Ethnic Theater - Jewish
"Two Faiths, One Voice"
The 2000-year relationship between Jews and Christians has been marked by hatred, cruelty, ignorance—anti-Semitism that has run rampant. Down through the ages Jews in Europe have been treated, at the very least, as a despised minority. At the very worst—deportation, destruction, devastation, the Inquisition, the Holocaust.
Not that one can downplay these facts, but there is a surprising counterpart. In spite of all, there were always the arts. As people migrated across many lands and cultures impacted, the arts have allowed diverse peoples to reach across barriers, to surmount insurmountable differences.

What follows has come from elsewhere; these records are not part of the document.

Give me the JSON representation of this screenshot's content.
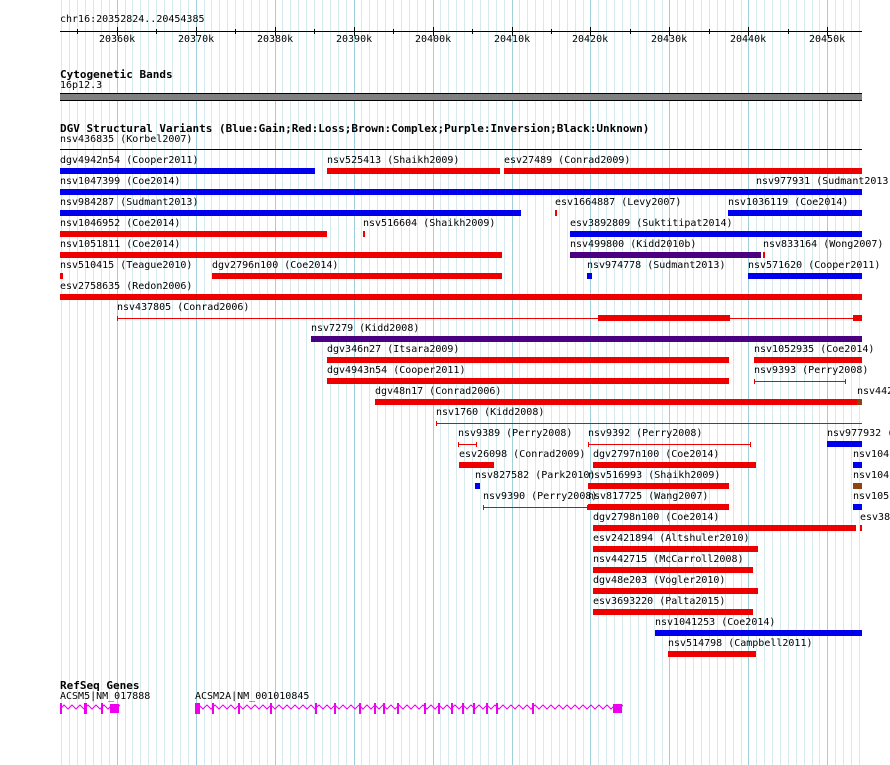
{
  "colors": {
    "gain": "#0000ee",
    "loss": "#ee0000",
    "inversion": "#4b0082",
    "complex": "#8b4513",
    "gene": "#ee00ee",
    "grid_major": "#9fd0dc",
    "grid_minor": "#d5e9ee"
  },
  "ruler": {
    "position": "chr16:20352824..20454385",
    "ticks": [
      "20360k",
      "20370k",
      "20380k",
      "20390k",
      "20400k",
      "20410k",
      "20420k",
      "20430k",
      "20440k",
      "20450k"
    ]
  },
  "cytoband": {
    "title": "Cytogenetic Bands",
    "band_label": "16p12.3"
  },
  "dgv": {
    "title": "DGV Structural Variants (Blue:Gain;Red:Loss;Brown:Complex;Purple:Inversion;Black:Unknown)",
    "features": [
      {
        "label": "nsv436835 (Korbel2007)",
        "type": "none",
        "start": 20352824,
        "end": 20454385,
        "row": 0
      },
      {
        "label": "dgv4942n54 (Cooper2011)",
        "type": "gain",
        "start": 20352824,
        "end": 20385100,
        "row": 1
      },
      {
        "label": "nsv525413 (Shaikh2009)",
        "type": "loss",
        "start": 20386650,
        "end": 20408600,
        "row": 1
      },
      {
        "label": "esv27489 (Conrad2009)",
        "type": "loss",
        "start": 20409100,
        "end": 20454385,
        "row": 1
      },
      {
        "label": "nsv1047399 (Coe2014)",
        "type": "gain",
        "start": 20352824,
        "end": 20440950,
        "row": 2
      },
      {
        "label": "nsv977931 (Sudmant2013)",
        "type": "gain",
        "start": 20440950,
        "end": 20454385,
        "row": 2
      },
      {
        "label": "nsv984287 (Sudmant2013)",
        "type": "gain",
        "start": 20352824,
        "end": 20411200,
        "row": 3
      },
      {
        "label": "esv1664887 (Levy2007)",
        "type": "loss",
        "start": 20415550,
        "end": 20415850,
        "row": 3
      },
      {
        "label": "nsv1036119 (Coe2014)",
        "type": "gain",
        "start": 20437400,
        "end": 20454385,
        "row": 3
      },
      {
        "label": "nsv1046952 (Coe2014)",
        "type": "loss",
        "start": 20352824,
        "end": 20386600,
        "row": 4
      },
      {
        "label": "nsv516604 (Shaikh2009)",
        "type": "loss",
        "start": 20391200,
        "end": 20391500,
        "row": 4
      },
      {
        "label": "esv3892809 (Suktitipat2014)",
        "type": "gain",
        "start": 20417400,
        "end": 20454385,
        "row": 4
      },
      {
        "label": "nsv1051811 (Coe2014)",
        "type": "loss",
        "start": 20352824,
        "end": 20408800,
        "row": 5
      },
      {
        "label": "nsv499800 (Kidd2010b)",
        "type": "inversion",
        "start": 20417400,
        "end": 20441600,
        "row": 5
      },
      {
        "label": "nsv833164 (Wong2007)",
        "type": "loss",
        "start": 20441800,
        "end": 20442100,
        "row": 5
      },
      {
        "label": "nsv510415 (Teague2010)",
        "type": "loss",
        "start": 20352824,
        "end": 20353200,
        "row": 6
      },
      {
        "label": "dgv2796n100 (Coe2014)",
        "type": "loss",
        "start": 20372100,
        "end": 20408800,
        "row": 6
      },
      {
        "label": "nsv974778 (Sudmant2013)",
        "type": "gain",
        "start": 20419600,
        "end": 20420200,
        "row": 6
      },
      {
        "label": "nsv571620 (Cooper2011)",
        "type": "gain",
        "start": 20439900,
        "end": 20454385,
        "row": 6
      },
      {
        "label": "esv2758635 (Redon2006)",
        "type": "loss",
        "start": 20352824,
        "end": 20454385,
        "row": 7
      }
    ],
    "long_features": [
      {
        "label": "nsv437805 (Conrad2006)",
        "type": "loss",
        "start": 20360100,
        "end": 20454385,
        "row": 8,
        "thick": [
          [
            20420900,
            20437600
          ],
          [
            20453200,
            20454385
          ]
        ],
        "label_right": "nsv104"
      },
      {
        "label": "nsv7279 (Kidd2008)",
        "type": "inversion",
        "start": 20384600,
        "end": 20454385,
        "row": 9
      },
      {
        "label": "dgv346n27 (Itsara2009)",
        "type": "loss",
        "start": 20386650,
        "end": 20437600,
        "row": 10
      },
      {
        "label": "nsv1052935 (Coe2014)",
        "type": "loss",
        "start": 20440700,
        "end": 20454385,
        "row": 10
      },
      {
        "label": "dgv4943n54 (Cooper2011)",
        "type": "loss",
        "start": 20386650,
        "end": 20437600,
        "row": 11
      },
      {
        "label": "nsv9393 (Perry2008)",
        "type": "loss",
        "start": 20440700,
        "end": 20452300,
        "row": 11,
        "thin": true
      },
      {
        "label": "dgv48n17 (Conrad2006)",
        "type": "loss",
        "start": 20392750,
        "end": 20453800,
        "row": 12
      },
      {
        "label": "nsv442",
        "type": "complex",
        "start": 20453800,
        "end": 20454385,
        "row": 12
      },
      {
        "label": "nsv1760 (Kidd2008)",
        "type": "loss",
        "start": 20400500,
        "end": 20454385,
        "row": 13,
        "thin": true
      },
      {
        "label": "nsv9389 (Perry2008)",
        "type": "loss",
        "start": 20403250,
        "end": 20405600,
        "row": 14,
        "thin": true
      },
      {
        "label": "nsv9392 (Perry2008)",
        "type": "loss",
        "start": 20419700,
        "end": 20440300,
        "row": 14,
        "thin": true
      },
      {
        "label": "nsv977932 (",
        "type": "gain",
        "start": 20449900,
        "end": 20454385,
        "row": 14
      },
      {
        "label": "esv26098 (Conrad2009)",
        "type": "loss",
        "start": 20403300,
        "end": 20407700,
        "row": 15
      },
      {
        "label": "dgv2797n100 (Coe2014)",
        "type": "loss",
        "start": 20420300,
        "end": 20440900,
        "row": 15
      },
      {
        "label": "nsv104",
        "type": "gain",
        "start": 20453300,
        "end": 20454385,
        "row": 15
      },
      {
        "label": "nsv827582 (Park2010)",
        "type": "gain",
        "start": 20405400,
        "end": 20406000,
        "row": 16
      },
      {
        "label": "nsv516993 (Shaikh2009)",
        "type": "loss",
        "start": 20419700,
        "end": 20437600,
        "row": 16
      },
      {
        "label": "nsv104",
        "type": "complex",
        "start": 20453300,
        "end": 20454385,
        "row": 16
      },
      {
        "label": "nsv9390 (Perry2008)",
        "type": "loss",
        "start": 20406400,
        "end": 20419700,
        "row": 17,
        "thin": true
      },
      {
        "label": "nsv817725 (Wang2007)",
        "type": "loss",
        "start": 20419700,
        "end": 20437600,
        "row": 17
      },
      {
        "label": "nsv105",
        "type": "gain",
        "start": 20453300,
        "end": 20454385,
        "row": 17
      },
      {
        "label": "dgv2798n100 (Coe2014)",
        "type": "loss",
        "start": 20420300,
        "end": 20453600,
        "row": 18
      },
      {
        "label": "esv38",
        "type": "loss",
        "start": 20454100,
        "end": 20454385,
        "row": 18
      },
      {
        "label": "esv2421894 (Altshuler2010)",
        "type": "loss",
        "start": 20420300,
        "end": 20441200,
        "row": 19
      },
      {
        "label": "nsv442715 (McCarroll2008)",
        "type": "loss",
        "start": 20420300,
        "end": 20440600,
        "row": 20
      },
      {
        "label": "dgv48e203 (Vogler2010)",
        "type": "loss",
        "start": 20420300,
        "end": 20441200,
        "row": 21
      },
      {
        "label": "esv3693220 (Palta2015)",
        "type": "loss",
        "start": 20420300,
        "end": 20440600,
        "row": 22
      },
      {
        "label": "nsv1041253 (Coe2014)",
        "type": "gain",
        "start": 20428200,
        "end": 20454385,
        "row": 23
      },
      {
        "label": "nsv514798 (Campbell2011)",
        "type": "loss",
        "start": 20429800,
        "end": 20441000,
        "row": 24
      }
    ]
  },
  "refseq": {
    "title": "RefSeq Genes",
    "genes": [
      {
        "label": "ACSM5|NM_017888",
        "start": 20352824,
        "end": 20360200,
        "exons": [
          [
            20352824,
            20353000
          ],
          [
            20355800,
            20356200
          ],
          [
            20358000,
            20358300
          ],
          [
            20359100,
            20360200
          ]
        ]
      },
      {
        "label": "ACSM2A|NM_001010845",
        "start": 20369900,
        "end": 20423900,
        "exons": [
          [
            20369900,
            20370500
          ],
          [
            20372100,
            20372400
          ],
          [
            20375400,
            20375700
          ],
          [
            20379400,
            20379700
          ],
          [
            20385100,
            20385400
          ],
          [
            20387500,
            20387800
          ],
          [
            20390700,
            20391000
          ],
          [
            20392600,
            20392800
          ],
          [
            20393700,
            20393900
          ],
          [
            20395500,
            20395800
          ],
          [
            20398900,
            20399200
          ],
          [
            20400700,
            20400900
          ],
          [
            20402300,
            20402600
          ],
          [
            20403700,
            20404000
          ],
          [
            20405100,
            20405400
          ],
          [
            20406700,
            20407000
          ],
          [
            20408000,
            20408300
          ],
          [
            20412600,
            20412900
          ],
          [
            20422800,
            20423900
          ]
        ]
      }
    ]
  }
}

And now we discover, in a newly-released—and very exciting--recording, that Jews and Christians have indeed sung the same song for centuries. Two gifted performers, who are also noted folklorists, have collaborated on a recording of Jewish/Christian music—pointing to the similarities and the influence that each genre has had on the other.
The new recording, titled “Two Faiths, One Voice,” traces the surprising synergies between Eastern-European (Jewish and Christian) and Middle-Eastern (Jewish and Arabic) music down through the centuries. It follows Sephardic music as it wanders from country to country, from Medieval Spain to modern Eastern Europe.
The duo which compiled this remarkable material are Gerard Edery, a Morroccan-born musical folklorist, singer and guitarist, and Maria Krupoves, a folklorist, performer and professor at the Vilnius Jewish Institute in Vilnius, Lithuania. Though Edery is Jewish, and Krupoves of Christian heritage, they share mutual goals and comparable talents. Edery sings in fifteen languages and speaks four fluently. In preparing recordings, he continually researches and finds music and stories from Europe, the Middle East, South America and ancient Persia. Krupoves sings in twelve languages and dialects and is fluent in seven. She, too, has played an important role in preserving Jewish folk tradition. Their CD, produced by Edery and Frank Wolf, was recorded in Vilnius, Warsaw and New York City under Edery’s label, which is Sefarad Records.
Recently we were treated to an evening which celebrated “Two Faiths, One Voice” at a cabaret in the East Village, Manhattan. Both Edery and Krupoves, having traveled to the States, were on hand to take us on their magic carpet. The music was haunting, always in a minor key, and indeed it was difficult to determine whether the melodies came from Jewish or Christian sources. In spite of their formidable academic credentials, both are compelling performers and accomplished musicians.
-- Irene Backalenick
June 1, 2008